In Multiply by 0 optimization it was stated that `double a=0.0`

and `double a=-0.0`

are not strictly speaking the same thing.

So I was wondering whether this can lead to problems on some platforms e.g. can the result of the above test depend on `a`

beeing positive or negative.

`+0.0`

and`-0.0`

have the same behavior. The answer suggesting otherwise in the thread you quote is wrong, at least for C and C++. – James Kanze Dec 20 '12 at 12:34allcircumstances. Isn't`atan2`

permitted (but not required) to return a value for`atan2(ZERO,ZERO)`

that is distinct from the vale of`atan2(NEGATIVE_ZERO,NEGATIVE_ZERO)`

? So the validity of that optimization in the other question isn't just a matter of whether the two possible results are equal. But I think what you wrote is correct, since IIRC in C and C++ the expression`-0.0`

doesn't evaluate to a negative zero. – Steve Jessop Dec 20 '12 at 12:41`atan2`

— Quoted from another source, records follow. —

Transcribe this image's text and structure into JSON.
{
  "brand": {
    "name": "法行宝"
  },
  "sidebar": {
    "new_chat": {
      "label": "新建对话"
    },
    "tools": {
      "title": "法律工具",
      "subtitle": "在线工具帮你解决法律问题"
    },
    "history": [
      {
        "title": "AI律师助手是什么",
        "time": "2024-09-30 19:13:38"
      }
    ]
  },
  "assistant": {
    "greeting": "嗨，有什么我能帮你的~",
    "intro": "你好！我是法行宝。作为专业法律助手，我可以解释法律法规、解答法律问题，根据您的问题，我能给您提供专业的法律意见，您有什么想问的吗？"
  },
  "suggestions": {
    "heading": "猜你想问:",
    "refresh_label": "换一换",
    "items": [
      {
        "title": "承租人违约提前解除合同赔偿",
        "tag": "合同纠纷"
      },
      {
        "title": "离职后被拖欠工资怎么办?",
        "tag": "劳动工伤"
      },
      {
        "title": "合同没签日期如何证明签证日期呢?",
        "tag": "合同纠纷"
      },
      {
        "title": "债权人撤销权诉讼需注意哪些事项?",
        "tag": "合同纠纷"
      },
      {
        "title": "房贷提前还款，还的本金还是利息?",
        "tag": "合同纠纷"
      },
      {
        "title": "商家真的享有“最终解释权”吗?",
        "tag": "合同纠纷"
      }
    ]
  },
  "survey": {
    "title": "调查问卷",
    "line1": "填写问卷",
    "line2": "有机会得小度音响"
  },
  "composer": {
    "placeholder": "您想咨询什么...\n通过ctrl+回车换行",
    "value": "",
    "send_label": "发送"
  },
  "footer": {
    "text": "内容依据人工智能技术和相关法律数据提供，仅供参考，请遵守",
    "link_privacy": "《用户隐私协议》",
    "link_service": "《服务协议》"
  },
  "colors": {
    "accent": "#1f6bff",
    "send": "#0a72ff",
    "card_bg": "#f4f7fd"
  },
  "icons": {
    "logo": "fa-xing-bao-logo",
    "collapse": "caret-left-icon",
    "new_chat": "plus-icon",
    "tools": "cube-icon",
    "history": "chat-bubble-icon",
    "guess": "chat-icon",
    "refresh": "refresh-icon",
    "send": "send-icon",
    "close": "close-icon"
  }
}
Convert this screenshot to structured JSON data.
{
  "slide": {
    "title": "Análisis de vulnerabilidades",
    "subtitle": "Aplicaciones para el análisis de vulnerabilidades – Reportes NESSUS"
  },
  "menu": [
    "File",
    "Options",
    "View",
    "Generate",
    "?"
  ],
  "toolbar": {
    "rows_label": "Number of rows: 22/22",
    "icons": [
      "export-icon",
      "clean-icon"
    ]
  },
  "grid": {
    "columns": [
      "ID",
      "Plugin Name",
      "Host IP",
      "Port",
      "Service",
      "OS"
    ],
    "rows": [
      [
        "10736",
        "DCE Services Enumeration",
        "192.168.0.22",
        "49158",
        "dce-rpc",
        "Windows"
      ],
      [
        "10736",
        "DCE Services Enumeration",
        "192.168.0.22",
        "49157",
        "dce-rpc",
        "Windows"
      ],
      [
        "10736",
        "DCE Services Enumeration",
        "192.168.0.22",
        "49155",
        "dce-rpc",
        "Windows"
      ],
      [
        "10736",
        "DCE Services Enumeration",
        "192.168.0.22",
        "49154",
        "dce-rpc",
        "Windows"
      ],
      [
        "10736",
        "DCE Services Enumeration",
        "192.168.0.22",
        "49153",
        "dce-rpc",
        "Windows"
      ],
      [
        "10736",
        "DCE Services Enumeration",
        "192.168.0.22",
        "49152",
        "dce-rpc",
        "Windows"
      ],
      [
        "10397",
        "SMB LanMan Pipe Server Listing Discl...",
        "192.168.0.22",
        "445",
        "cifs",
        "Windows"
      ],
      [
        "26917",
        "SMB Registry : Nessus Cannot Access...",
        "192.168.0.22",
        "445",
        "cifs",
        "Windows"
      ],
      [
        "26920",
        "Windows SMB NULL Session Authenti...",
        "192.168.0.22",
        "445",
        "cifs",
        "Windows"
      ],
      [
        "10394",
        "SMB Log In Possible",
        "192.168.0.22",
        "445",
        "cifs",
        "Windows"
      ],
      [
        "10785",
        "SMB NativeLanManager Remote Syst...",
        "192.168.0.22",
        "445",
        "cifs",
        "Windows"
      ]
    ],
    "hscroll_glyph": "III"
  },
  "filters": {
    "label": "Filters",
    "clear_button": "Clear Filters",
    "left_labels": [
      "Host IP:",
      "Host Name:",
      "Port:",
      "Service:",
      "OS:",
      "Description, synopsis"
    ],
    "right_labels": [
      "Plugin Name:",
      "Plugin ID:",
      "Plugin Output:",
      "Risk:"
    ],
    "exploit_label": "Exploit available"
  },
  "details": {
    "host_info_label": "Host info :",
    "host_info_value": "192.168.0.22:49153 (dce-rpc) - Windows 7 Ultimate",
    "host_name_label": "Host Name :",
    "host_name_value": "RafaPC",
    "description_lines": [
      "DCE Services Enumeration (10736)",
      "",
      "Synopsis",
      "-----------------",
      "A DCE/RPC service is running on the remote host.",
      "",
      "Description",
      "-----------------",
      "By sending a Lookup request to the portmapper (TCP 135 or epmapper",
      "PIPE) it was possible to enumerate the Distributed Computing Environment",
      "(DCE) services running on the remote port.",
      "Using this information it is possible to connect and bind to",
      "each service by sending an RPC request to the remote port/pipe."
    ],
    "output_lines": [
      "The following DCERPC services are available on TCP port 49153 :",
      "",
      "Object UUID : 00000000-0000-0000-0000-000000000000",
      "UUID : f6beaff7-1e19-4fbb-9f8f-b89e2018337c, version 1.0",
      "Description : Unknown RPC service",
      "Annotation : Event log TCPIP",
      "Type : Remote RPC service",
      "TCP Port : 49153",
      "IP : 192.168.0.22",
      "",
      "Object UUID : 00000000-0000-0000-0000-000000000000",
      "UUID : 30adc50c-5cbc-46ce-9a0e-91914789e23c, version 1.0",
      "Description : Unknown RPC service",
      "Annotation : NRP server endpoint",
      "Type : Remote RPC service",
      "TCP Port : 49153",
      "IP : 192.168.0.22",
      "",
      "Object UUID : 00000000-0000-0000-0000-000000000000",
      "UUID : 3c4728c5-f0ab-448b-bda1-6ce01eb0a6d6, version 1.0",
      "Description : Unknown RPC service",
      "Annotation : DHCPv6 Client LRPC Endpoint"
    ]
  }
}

. The assert in this question is another matter, of course. – Steve Jessop Dec 20 '12 at 20:05